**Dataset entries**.
* * *

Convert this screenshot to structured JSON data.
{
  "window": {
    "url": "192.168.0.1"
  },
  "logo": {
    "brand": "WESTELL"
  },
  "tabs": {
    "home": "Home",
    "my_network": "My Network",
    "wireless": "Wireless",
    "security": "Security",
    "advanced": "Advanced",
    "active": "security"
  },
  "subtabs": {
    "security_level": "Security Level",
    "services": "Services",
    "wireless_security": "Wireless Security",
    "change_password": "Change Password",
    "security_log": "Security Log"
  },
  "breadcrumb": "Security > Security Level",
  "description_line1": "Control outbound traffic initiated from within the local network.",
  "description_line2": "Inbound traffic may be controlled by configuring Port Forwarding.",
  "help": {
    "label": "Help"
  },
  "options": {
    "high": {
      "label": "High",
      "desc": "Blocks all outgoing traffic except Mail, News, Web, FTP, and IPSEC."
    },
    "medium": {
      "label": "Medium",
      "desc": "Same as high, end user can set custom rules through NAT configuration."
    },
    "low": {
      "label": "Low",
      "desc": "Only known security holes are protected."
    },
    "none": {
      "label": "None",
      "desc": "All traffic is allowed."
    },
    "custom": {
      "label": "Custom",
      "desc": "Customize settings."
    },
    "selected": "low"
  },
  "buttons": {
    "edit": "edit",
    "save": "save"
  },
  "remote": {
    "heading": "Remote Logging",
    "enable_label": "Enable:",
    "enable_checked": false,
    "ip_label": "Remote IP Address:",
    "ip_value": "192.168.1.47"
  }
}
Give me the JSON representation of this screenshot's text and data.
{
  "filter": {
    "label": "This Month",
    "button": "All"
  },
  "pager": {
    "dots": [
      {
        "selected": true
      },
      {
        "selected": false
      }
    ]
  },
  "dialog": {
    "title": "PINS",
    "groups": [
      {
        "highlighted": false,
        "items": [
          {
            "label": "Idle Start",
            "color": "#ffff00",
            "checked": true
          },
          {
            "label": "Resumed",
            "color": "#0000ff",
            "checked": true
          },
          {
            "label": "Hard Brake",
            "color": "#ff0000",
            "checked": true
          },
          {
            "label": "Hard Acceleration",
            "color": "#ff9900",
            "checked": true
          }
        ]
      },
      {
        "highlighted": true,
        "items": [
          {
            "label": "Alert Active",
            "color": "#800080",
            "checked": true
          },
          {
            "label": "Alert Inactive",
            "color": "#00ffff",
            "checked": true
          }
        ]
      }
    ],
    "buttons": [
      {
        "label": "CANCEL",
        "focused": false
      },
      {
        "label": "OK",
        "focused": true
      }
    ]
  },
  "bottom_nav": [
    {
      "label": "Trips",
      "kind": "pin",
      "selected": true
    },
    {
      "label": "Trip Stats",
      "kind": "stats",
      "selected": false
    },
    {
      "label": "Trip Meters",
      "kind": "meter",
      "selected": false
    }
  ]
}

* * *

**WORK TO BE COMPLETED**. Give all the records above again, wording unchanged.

**REPLY TO THE EXERCISE**.
Convert this screenshot to structured JSON data.
{
  "window": {
    "url": "192.168.0.1"
  },
  "logo": {
    "brand": "WESTELL"
  },
  "tabs": {
    "home": "Home",
    "my_network": "My Network",
    "wireless": "Wireless",
    "security": "Security",
    "advanced": "Advanced",
    "active": "security"
  },
  "subtabs": {
    "security_level": "Security Level",
    "services": "Services",
    "wireless_security": "Wireless Security",
    "change_password": "Change Password",
    "security_log": "Security Log"
  },
  "breadcrumb": "Security > Security Level",
  "description_line1": "Control outbound traffic initiated from within the local network.",
  "description_line2": "Inbound traffic may be controlled by configuring Port Forwarding.",
  "help": {
    "label": "Help"
  },
  "options": {
    "high": {
      "label": "High",
      "desc": "Blocks all outgoing traffic except Mail, News, Web, FTP, and IPSEC."
    },
    "medium": {
      "label": "Medium",
      "desc": "Same as high, end user can set custom rules through NAT configuration."
    },
    "low": {
      "label": "Low",
      "desc": "Only known security holes are protected."
    },
    "none": {
      "label": "None",
      "desc": "All traffic is allowed."
    },
    "custom": {
      "label": "Custom",
      "desc": "Customize settings."
    },
    "selected": "low"
  },
  "buttons": {
    "edit": "edit",
    "save": "save"
  },
  "remote": {
    "heading": "Remote Logging",
    "enable_label": "Enable:",
    "enable_checked": false,
    "ip_label": "Remote IP Address:",
    "ip_value": "192.168.1.47"
  }
}
Give me the JSON representation of this screenshot's text and data.
{
  "filter": {
    "label": "This Month",
    "button": "All"
  },
  "pager": {
    "dots": [
      {
        "selected": true
      },
      {
        "selected": false
      }
    ]
  },
  "dialog": {
    "title": "PINS",
    "groups": [
      {
        "highlighted": false,
        "items": [
          {
            "label": "Idle Start",
            "color": "#ffff00",
            "checked": true
          },
          {
            "label": "Resumed",
            "color": "#0000ff",
            "checked": true
          },
          {
            "label": "Hard Brake",
            "color": "#ff0000",
            "checked": true
          },
          {
            "label": "Hard Acceleration",
            "color": "#ff9900",
            "checked": true
          }
        ]
      },
      {
        "highlighted": true,
        "items": [
          {
            "label": "Alert Active",
            "color": "#800080",
            "checked": true
          },
          {
            "label": "Alert Inactive",
            "color": "#00ffff",
            "checked": true
          }
        ]
      }
    ],
    "buttons": [
      {
        "label": "CANCEL",
        "focused": false
      },
      {
        "label": "OK",
        "focused": true
      }
    ]
  },
  "bottom_nav": [
    {
      "label": "Trips",
      "kind": "pin",
      "selected": true
    },
    {
      "label": "Trip Stats",
      "kind": "stats",
      "selected": false
    },
    {
      "label": "Trip Meters",
      "kind": "meter",
      "selected": false
    }
  ]
}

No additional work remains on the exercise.